In her new book, Gayle Laakmann McDowell, a former Microsoft intern and Google employee who served on the hiring committee, talks about how to prepare for a career in a high-tech firm.
I think some part of every IT pro fantasizes about what it would be like to work for a tech company, and not just be the tech in a non-technical business. After all, it would have to be energizing to be surrounded by people who are on the bleeding edge of technology, like Microsoft or Apple, and are working toward a common goal. And despite some stories that paint a less than favorable picture of some of these workplaces, you know there's a little bit of prestige associated with working at Google or places like that.
In her new book, The Google Resume, Gayle Laakmann McDowell gives some great tips on how to prepare for a career or land a job at a top tech company. McDowell worked in Google Engineering for three years, where she served on the hiring committee and interviewed over 120 candidates.
In the book she covers everything from what kind of experience and education you should have to what you should have in your resume and cover letter.
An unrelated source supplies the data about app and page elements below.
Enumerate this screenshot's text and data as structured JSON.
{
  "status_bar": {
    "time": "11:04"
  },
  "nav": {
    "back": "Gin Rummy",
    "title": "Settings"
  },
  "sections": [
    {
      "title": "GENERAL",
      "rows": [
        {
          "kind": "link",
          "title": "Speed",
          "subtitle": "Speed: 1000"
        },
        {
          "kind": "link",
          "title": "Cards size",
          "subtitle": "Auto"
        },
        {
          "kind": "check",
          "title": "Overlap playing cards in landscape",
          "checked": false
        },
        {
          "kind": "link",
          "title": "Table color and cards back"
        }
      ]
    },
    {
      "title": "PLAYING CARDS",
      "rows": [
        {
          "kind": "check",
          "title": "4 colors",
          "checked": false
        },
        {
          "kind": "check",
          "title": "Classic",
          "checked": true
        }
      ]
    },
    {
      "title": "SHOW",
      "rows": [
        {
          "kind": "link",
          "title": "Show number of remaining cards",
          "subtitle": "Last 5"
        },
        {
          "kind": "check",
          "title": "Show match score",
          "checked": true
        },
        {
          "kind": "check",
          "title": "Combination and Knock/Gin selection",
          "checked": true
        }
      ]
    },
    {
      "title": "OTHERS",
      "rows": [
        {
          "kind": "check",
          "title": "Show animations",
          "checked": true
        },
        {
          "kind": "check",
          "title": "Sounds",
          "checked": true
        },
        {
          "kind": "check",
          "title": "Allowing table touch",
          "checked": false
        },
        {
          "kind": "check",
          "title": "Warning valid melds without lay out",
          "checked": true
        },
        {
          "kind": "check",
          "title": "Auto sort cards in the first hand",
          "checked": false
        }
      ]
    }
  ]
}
She presents some recommendations to consider when a tech company is in your sights:
Develop a track record of achievement
Whether it be in academics, project work, volunteer work or even athletics, you should be able to show that you have a pattern of setting goals and accomplishing them.
Speak and write well
Good communication skills are vital to your career success. McDowell suggests taking a public speaking course if you're not comfortable with it. And take a writing course to get more practice being about to write clearly and professionally.
Become a leader
You don't have to join a bunch of clubs and work so that the title of President is yours in every case. McDowell says that you just need to find something you can lead and that has quantifiable results. She cites one guy who led a fund-raising process that ended up raising 17 percent more money than the year before.
Find a mentor (or become a mentor)
Either role in a mentoring relationship will teach you something.
Develop a tangible skill
Work on nurturing a depth in a specific skill that will set you apart from everyone.